ICD-10 Planning: Dual Coding Best Practices
Many healthcare provider organizations are frustrated by the ICD-10 delay, and with good reason. A recent CHIME study indicates that many hospitals are incurring large expenses and have slowed down their ICD-10 preparations because of the delay (more on that next week). While every hospital and ASC must decide on their own ICD-10 transition schedule, those that forge ahead with preparations will be best positioned to leverage the benefits of ICD-10 coding.
Of the multiple elements that go into an ICD-10 transition strategy, among the most meaningful is implementation of a dual-coding program. The information and experience derived from temporarily coding in both ICD-9 and ICD-10 can mitigate productivity declines in the immediate aftermath of the changeover, pinpoint documentation weaknesses, and identify bottom line-impacting diagnosis-related group (DRG) shifts.
The greatest benefits of dual-coding will be realized by the HIM team. Coders can achieve proficiency with ICD-10 codes and familiarize themselves with the rules and codebooks that guide code selection.
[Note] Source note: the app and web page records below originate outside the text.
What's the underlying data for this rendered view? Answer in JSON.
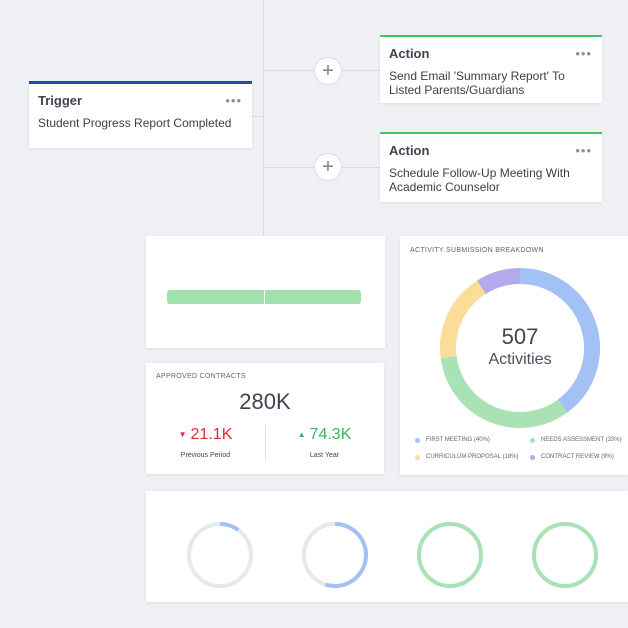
{
  "trigger": {
    "title": "Trigger",
    "menu": "•••",
    "text": "Student Progress Report Completed"
  },
  "actions": [
    {
      "title": "Action",
      "menu": "•••",
      "text": "Send Email 'Summary Report' To Listed Parents/Guardians"
    },
    {
      "title": "Action",
      "menu": "•••",
      "text": "Schedule Follow-Up Meeting With Academic Counselor"
    }
  ],
  "add_step_label": "+",
  "progress": {
    "fill_fraction": 1.0,
    "split_fraction": 0.5,
    "fill_color": "#a0e1ad",
    "track_color": "#e6e8ec"
  },
  "contracts": {
    "heading": "APPROVED CONTRACTS",
    "total": "280K",
    "previous": {
      "value": "21.1K",
      "label": "Previous Period",
      "arrow": "▼",
      "color": "#e0293b"
    },
    "last_year": {
      "value": "74.3K",
      "label": "Last Year",
      "arrow": "▲",
      "color": "#3cb65a"
    }
  },
  "breakdown": {
    "heading": "ACTIVITY SUBMISSION BREAKDOWN",
    "total": "507",
    "total_label": "Activities",
    "segments": [
      {
        "label": "FIRST MEETING (40%)",
        "share": 40,
        "color": "#a3c1f5"
      },
      {
        "label": "NEEDS ASSESSMENT (33%)",
        "share": 33,
        "color": "#a9e3b5"
      },
      {
        "label": "CURRICULUM PROPOSAL (18%)",
        "share": 18,
        "color": "#fbdc98"
      },
      {
        "label": "CONTRACT REVIEW (9%)",
        "share": 9,
        "color": "#b5a9ed"
      }
    ]
  },
  "rings": [
    {
      "fraction": 0.1,
      "color": "#a3c1f5",
      "track": "#e6e8ec"
    },
    {
      "fraction": 0.55,
      "color": "#a3c1f5",
      "track": "#e6e8ec"
    },
    {
      "fraction": 1.0,
      "color": "#a9e3b5",
      "track": "#e6e8ec"
    },
    {
      "fraction": 1.0,
      "color": "#a9e3b5",
      "track": "#e6e8ec"
    }
  ]
}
Dual-coding also reveals documentation lapses and gaps, which will drive improvement and education strategies.
Get Familiar with Finance
Beyond HIM, dual-coding is also highly beneficial to the finance side of the house. Finance teams can use the information to make sure payers—who are under the same pressure and deadlines as providers to complete the transition—have updated policies to include all appropriate ICD-10 codes to ensure prompt reimbursement. It can also reveal contracts that will require renegotiation to establish new reimbursement levels under the more granular code set. Finally, dual-coding can ensure that the correct ICD-10 codes are included in DRG groupings, which drives appropriate reimbursement.
When designing dual-coding programs, work closely with the finance team to identify DRGs with the highest reimbursement value and/or denial rates. Ensuring coders are experienced with these charts in particular can help keep the revenue cycle humming under ICD-10.
Work on Workflows
To derive full benefits from a dual-coding program, it must be designed with workflow in mind. One common approach is to simply have coders re-code all charts in ICD-10—which is inefficient and often winds up creating an ICD-9 backlog that brings the revenue cycle to a screeching halt. Not to mention the reality that most hospitals are already struggling to stay ahead of coding volumes thanks to the ongoing coder shortage.
A more workflow-friendly approach that provides coders with maximum exposure to ICD-10 without contributing to backlogs is to identify a sampling of DRGs that best represent the hospital’s typical case mix, or to set specific days during which coders will code in both ICD0-9 and ICD-10. The latter is particularly effective because it exposes coders to a wide sampling of different chart types while still enabling them to maintain ICD-9 productivity levels.
Variety is important when it comes to ICD-10. Some sections, such as orthopedics, are significantly different than ICD-9 with more codes and greater detail. Many coders cross-code between departments and it’s important that they be able to do the same when working with the broader and more complex ICD-10 code set.
Finally, hospitals and other healthcare organizations that have automated documentation and coding processes with ProVation Medical software will find dual-coding—and the transition to ICD-10 in general—less onerous because our solutions are already ICD-10 ready. To start coding in ICD-10, hospitals need only to turn on the functionality.
Ultimately, hospitals that implement dual-coding programs will be best prepared to succeed in an ICD-10 environment. Providing coders with the opportunity to practice their ICD-10 skills will help them retain their training and keep them motivated and enthusiastic about the transition despite the repeated delays. The documentation weakness and claims issues dual-coding reveals will also help mitigate the expected productivity and reimbursement declines, helping hospitals bounce back more quickly post-transition.
Learn more by downloading our white paper, Easing the Transition to ICD-10: The Role of Automated Procedure Documentation and Coding Solutions.